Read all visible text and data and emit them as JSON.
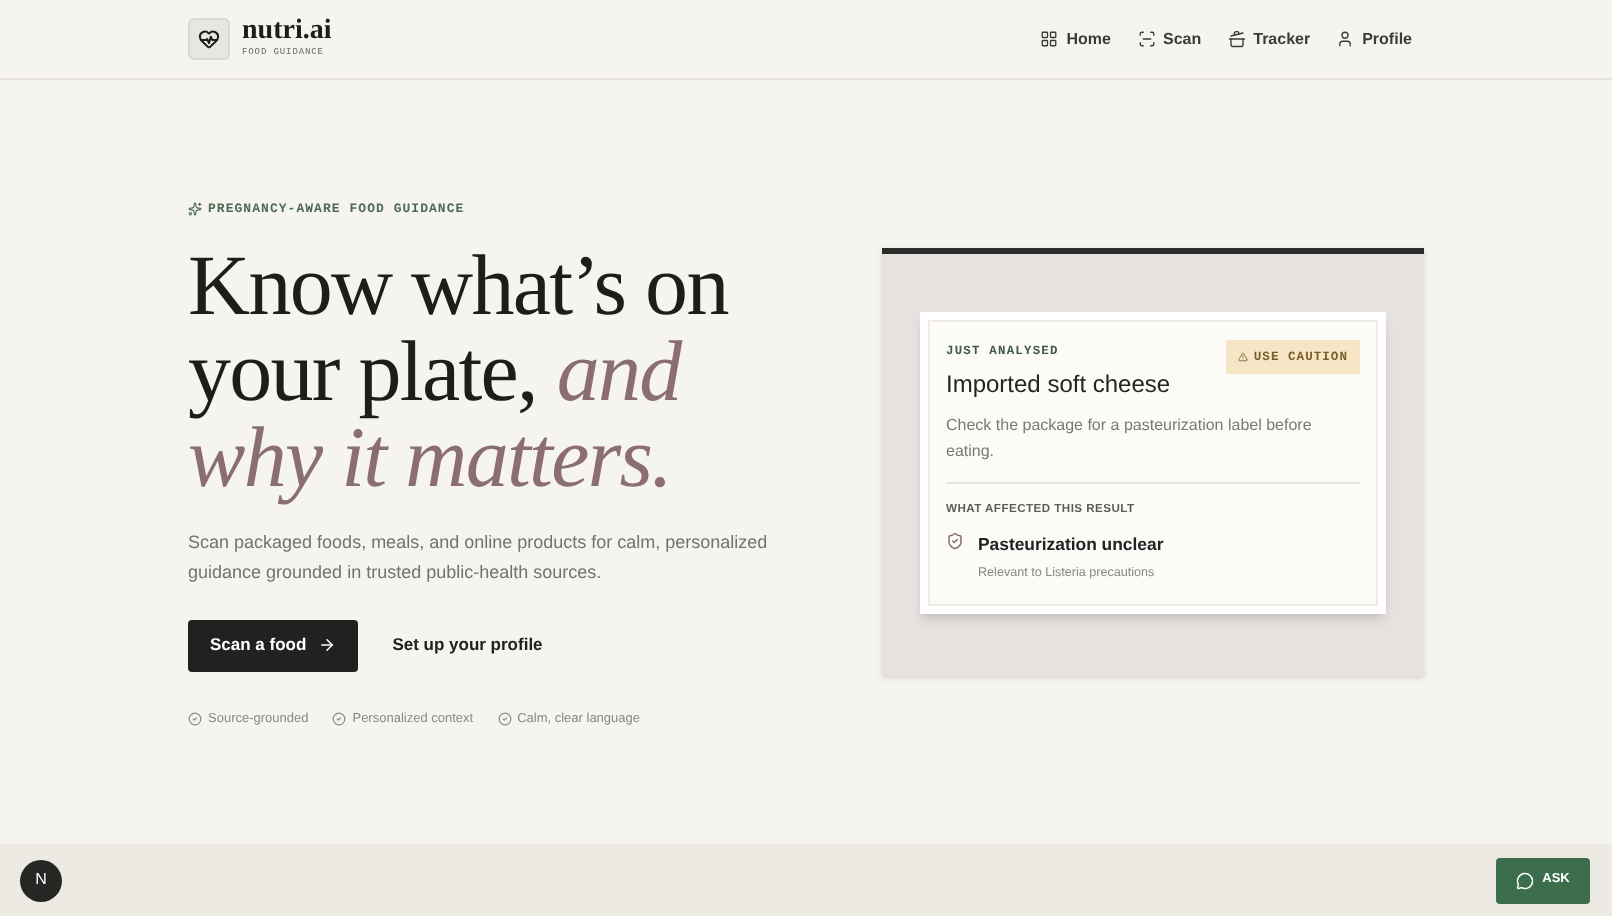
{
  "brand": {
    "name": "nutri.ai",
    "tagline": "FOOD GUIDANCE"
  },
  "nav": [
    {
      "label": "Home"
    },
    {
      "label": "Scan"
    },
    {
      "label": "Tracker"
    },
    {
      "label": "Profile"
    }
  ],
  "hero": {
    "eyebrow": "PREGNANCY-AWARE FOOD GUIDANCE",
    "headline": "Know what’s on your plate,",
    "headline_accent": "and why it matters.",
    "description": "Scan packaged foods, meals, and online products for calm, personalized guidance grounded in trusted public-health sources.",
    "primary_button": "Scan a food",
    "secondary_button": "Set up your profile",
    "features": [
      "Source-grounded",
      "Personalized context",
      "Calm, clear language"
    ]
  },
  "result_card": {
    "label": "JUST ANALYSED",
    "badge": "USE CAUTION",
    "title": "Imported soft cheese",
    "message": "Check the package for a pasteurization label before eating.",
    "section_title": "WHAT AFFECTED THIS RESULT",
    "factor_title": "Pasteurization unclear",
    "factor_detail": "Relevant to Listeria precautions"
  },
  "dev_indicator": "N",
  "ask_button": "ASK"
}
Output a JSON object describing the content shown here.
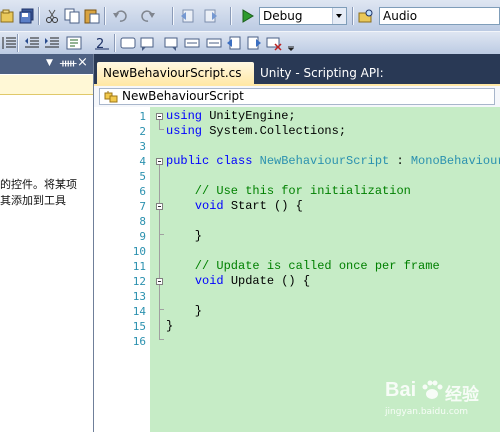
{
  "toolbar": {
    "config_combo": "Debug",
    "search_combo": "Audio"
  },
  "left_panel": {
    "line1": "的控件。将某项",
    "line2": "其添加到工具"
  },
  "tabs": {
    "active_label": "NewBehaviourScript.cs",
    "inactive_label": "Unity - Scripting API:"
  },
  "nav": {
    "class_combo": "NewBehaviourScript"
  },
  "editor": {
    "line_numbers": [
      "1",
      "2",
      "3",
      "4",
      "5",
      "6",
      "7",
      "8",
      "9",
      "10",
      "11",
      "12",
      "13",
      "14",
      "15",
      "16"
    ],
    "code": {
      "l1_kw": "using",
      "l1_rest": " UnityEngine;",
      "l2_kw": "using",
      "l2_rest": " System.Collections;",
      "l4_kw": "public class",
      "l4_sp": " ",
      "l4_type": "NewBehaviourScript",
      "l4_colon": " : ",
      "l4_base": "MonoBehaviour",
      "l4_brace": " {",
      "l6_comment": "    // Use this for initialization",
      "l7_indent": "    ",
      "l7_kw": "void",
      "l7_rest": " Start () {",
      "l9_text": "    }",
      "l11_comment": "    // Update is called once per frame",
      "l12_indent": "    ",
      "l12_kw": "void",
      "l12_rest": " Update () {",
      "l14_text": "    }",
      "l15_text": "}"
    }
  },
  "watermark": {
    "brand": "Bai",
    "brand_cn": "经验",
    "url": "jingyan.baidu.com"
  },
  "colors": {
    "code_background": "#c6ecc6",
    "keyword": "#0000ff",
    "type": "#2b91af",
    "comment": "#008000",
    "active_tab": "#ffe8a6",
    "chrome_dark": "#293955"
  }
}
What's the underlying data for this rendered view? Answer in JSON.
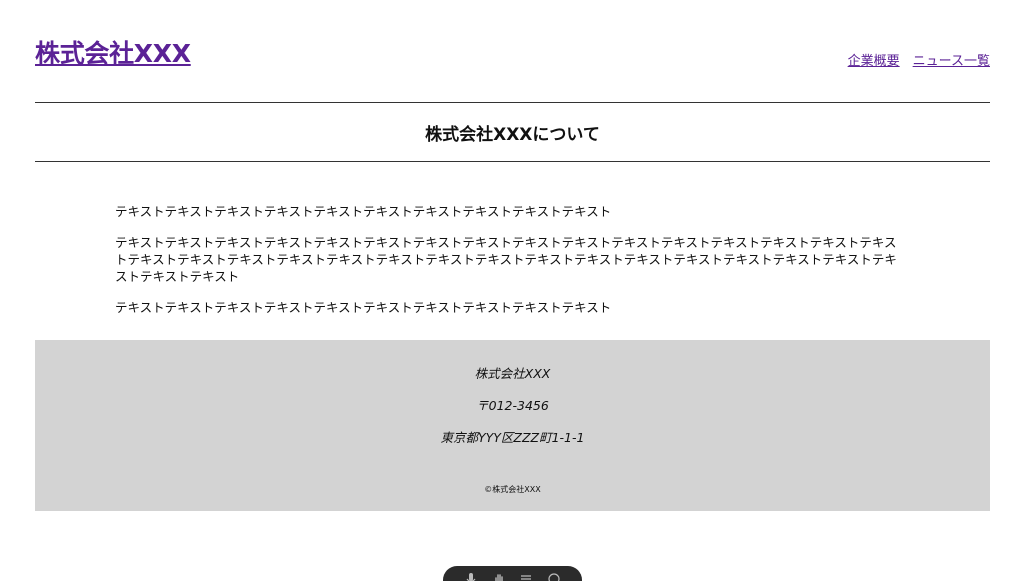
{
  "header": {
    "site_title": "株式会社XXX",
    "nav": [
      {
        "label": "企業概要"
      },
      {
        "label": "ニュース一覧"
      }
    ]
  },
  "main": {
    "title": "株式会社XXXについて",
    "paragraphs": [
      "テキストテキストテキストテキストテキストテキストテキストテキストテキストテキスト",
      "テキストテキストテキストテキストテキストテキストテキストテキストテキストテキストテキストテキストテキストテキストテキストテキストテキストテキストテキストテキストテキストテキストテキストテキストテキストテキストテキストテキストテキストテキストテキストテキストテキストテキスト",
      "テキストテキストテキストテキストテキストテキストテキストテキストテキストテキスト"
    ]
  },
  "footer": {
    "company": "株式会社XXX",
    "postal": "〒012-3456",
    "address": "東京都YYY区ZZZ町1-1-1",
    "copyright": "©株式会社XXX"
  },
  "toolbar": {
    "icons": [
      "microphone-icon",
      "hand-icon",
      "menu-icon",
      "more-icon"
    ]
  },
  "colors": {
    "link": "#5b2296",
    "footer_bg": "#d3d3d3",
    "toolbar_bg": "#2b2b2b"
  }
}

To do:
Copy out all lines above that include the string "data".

Task output:
Read all visible text and data and emit them as JSON.
What's the underlying data for this rendered view? Answer in JSON.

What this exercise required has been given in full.